7/7 Survivor Picks up OBE
A community worker who survived the 7/7 London bombings has spoken of her sadness on the three UK schoolgirls who fled to Syria to join Islamic State.
Sajda Mughal, said people had “underestimated the power of the internet to radicalise and groom vulnerable youngsters, but now wider society is picking upon that”.
Mrs Mughal was a 22-year-old city worker who had been lucky to escape serious injury in the July 2005 bombings.
Having been affected by the blasts in the capital at the hands of fellow Muslims and seeing the rise of Islamophobia, Mrs Mughal quit her job as head of recruitment at an investment bank to work closely within her own community.
Setting up the JAN Trust, she works with women, mainly from ethnic minorities, to help them integrate into society, but also to combat online extremism.
After collecting her OBE for services to community cohesion and inter-faith dialogue, she said, “Hearing that these young vulnerable girls have gone half-way around the world is saddening and traumatic. My thoughts go out to the family.

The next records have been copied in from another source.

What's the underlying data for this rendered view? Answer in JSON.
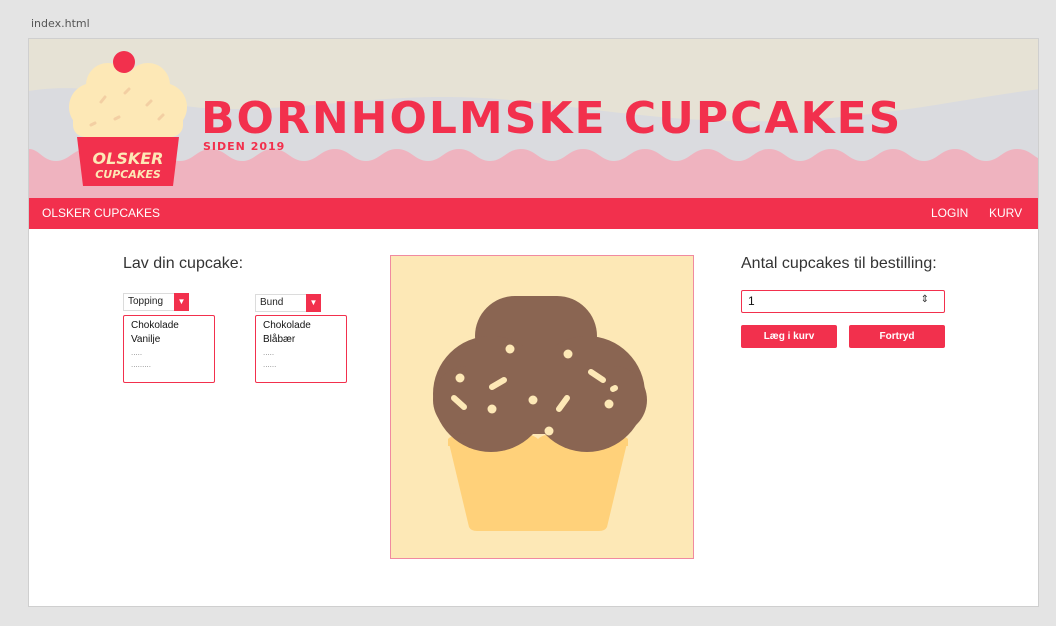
{
  "file_tab": "index.html",
  "logo": {
    "line1": "OLSKER",
    "line2": "CUPCAKES"
  },
  "header": {
    "title": "BORNHOLMSKE CUPCAKES",
    "subtitle": "SIDEN 2019"
  },
  "nav": {
    "brand": "OLSKER CUPCAKES",
    "login": "LOGIN",
    "cart": "KURV"
  },
  "builder": {
    "heading": "Lav din cupcake:",
    "topping": {
      "selected": "Topping",
      "options": [
        "Chokolade",
        "Vanilje",
        ".....",
        "........."
      ]
    },
    "bottom": {
      "selected": "Bund",
      "options": [
        "Chokolade",
        "Blåbær",
        ".....",
        "......"
      ]
    }
  },
  "order": {
    "heading": "Antal cupcakes til bestilling:",
    "quantity": "1",
    "add_label": "Læg i kurv",
    "cancel_label": "Fortryd"
  },
  "colors": {
    "accent": "#f2304d",
    "cream": "#fde8b6",
    "chocolate": "#8a6552",
    "wrapper": "#ffd17a"
  }
}
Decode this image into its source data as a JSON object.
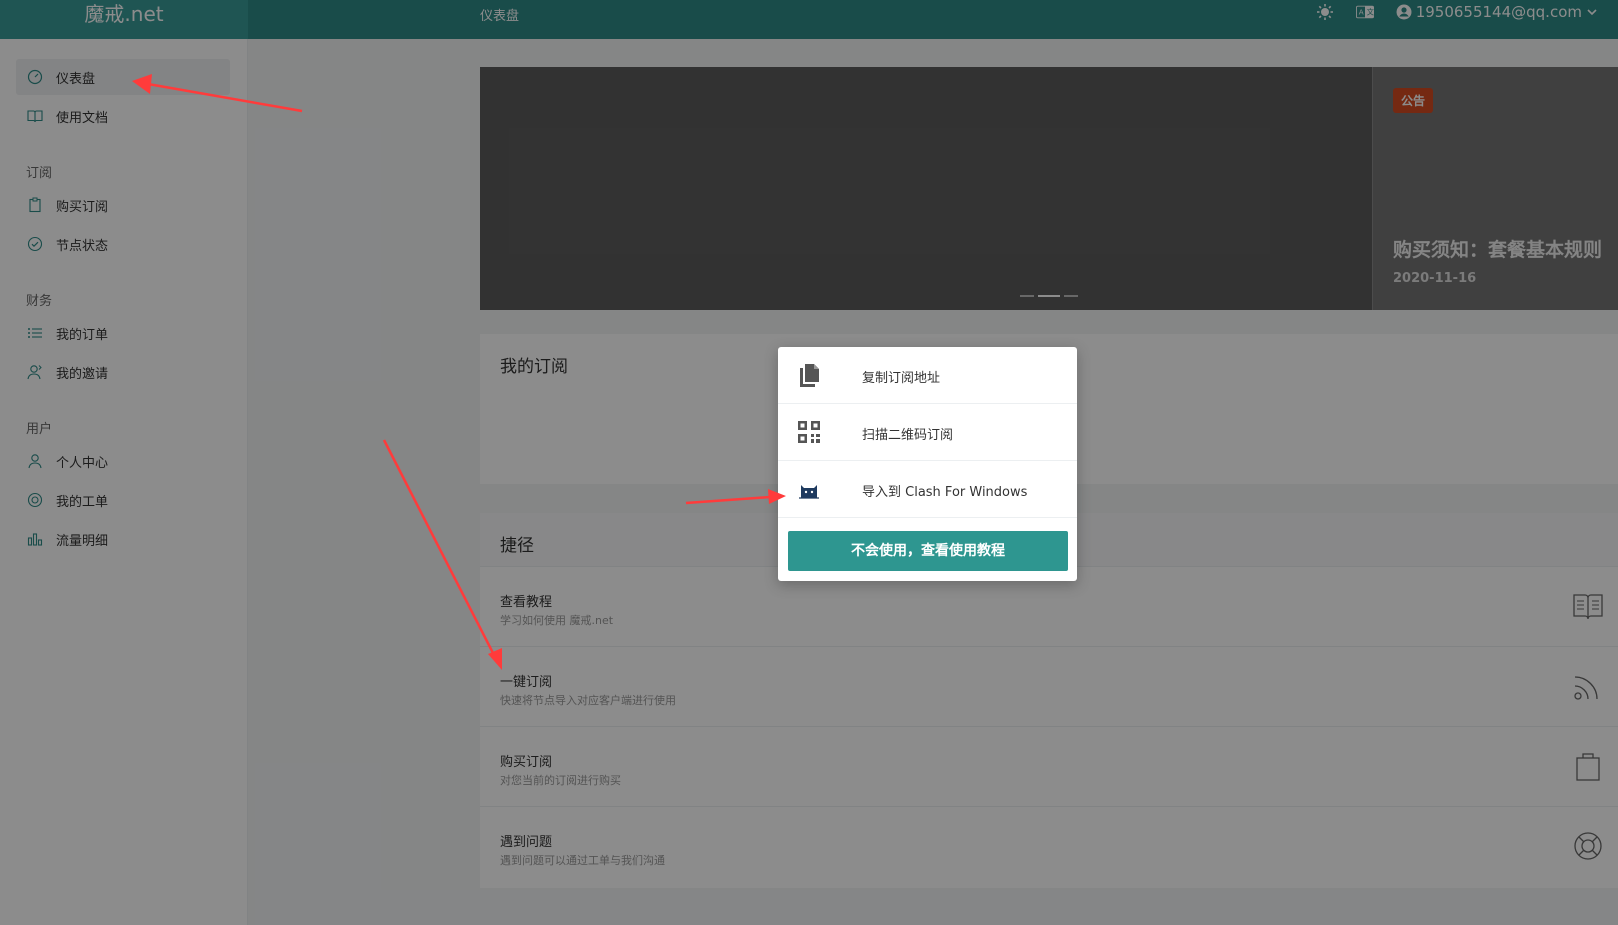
{
  "header": {
    "brand": "魔戒.net",
    "page_title": "仪表盘",
    "user_email": "1950655144@qq.com"
  },
  "sidebar": {
    "items": [
      {
        "label": "仪表盘",
        "icon": "dashboard-icon"
      },
      {
        "label": "使用文档",
        "icon": "book-icon"
      },
      {
        "label": "购买订阅",
        "icon": "clipboard-icon"
      },
      {
        "label": "节点状态",
        "icon": "check-circle-icon"
      },
      {
        "label": "我的订单",
        "icon": "list-icon"
      },
      {
        "label": "我的邀请",
        "icon": "invite-icon"
      },
      {
        "label": "个人中心",
        "icon": "user-icon"
      },
      {
        "label": "我的工单",
        "icon": "support-icon"
      },
      {
        "label": "流量明细",
        "icon": "bar-chart-icon"
      }
    ],
    "groups": {
      "subscribe": "订阅",
      "finance": "财务",
      "user": "用户"
    }
  },
  "notice": {
    "badge": "公告",
    "title": "购买须知：套餐基本规则",
    "date": "2020-11-16"
  },
  "subscription": {
    "title": "我的订阅"
  },
  "shortcuts": {
    "title": "捷径",
    "items": [
      {
        "title": "查看教程",
        "desc": "学习如何使用 魔戒.net",
        "icon": "book-open-icon"
      },
      {
        "title": "一键订阅",
        "desc": "快速将节点导入对应客户端进行使用",
        "icon": "rss-icon"
      },
      {
        "title": "购买订阅",
        "desc": "对您当前的订阅进行购买",
        "icon": "shopping-bag-icon"
      },
      {
        "title": "遇到问题",
        "desc": "遇到问题可以通过工单与我们沟通",
        "icon": "lifebuoy-icon"
      }
    ]
  },
  "modal": {
    "items": [
      {
        "label": "复制订阅地址",
        "icon": "copy-icon"
      },
      {
        "label": "扫描二维码订阅",
        "icon": "qrcode-icon"
      },
      {
        "label": "导入到 Clash For Windows",
        "icon": "clash-cat-icon"
      }
    ],
    "button": "不会使用，查看使用教程"
  },
  "colors": {
    "primary": "#2e8a87",
    "button": "#2e9690",
    "badge": "#d54b22",
    "arrow": "#ff3b3b"
  }
}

These are vulnerable girls who have been manipulated with an ideology.”
The mother-of-two, from Wood Green, north London, received her award from the Prince of Wales in a ceremony at Buckingham Palace.
Mrs Mughal was on her way to work when 19-year-old Germaine Lindsay detonated his bomb on a Piccadilly line Tube train between King’s Cross and Russell Square.
She said, “Having gone through 7/7 myself, I do not want (to see) another 7/7. My work is to try and prevent such an attack. I would not wish what I experienced that day, the trauma, and what I have seen to happen to another person.
“Luckily I was not physically hurt. Had I got on to that first carriage I probably would not be sat here today, because the bomb was on the first carriage. It was only because I was running late.
“What I saw that day, and even with the flashbacks (that I still get), I would not wish it on anyone.”
“Helping to tackle online extremism is a way for people to safeguard their children and to ultimately safeguard society,” she added.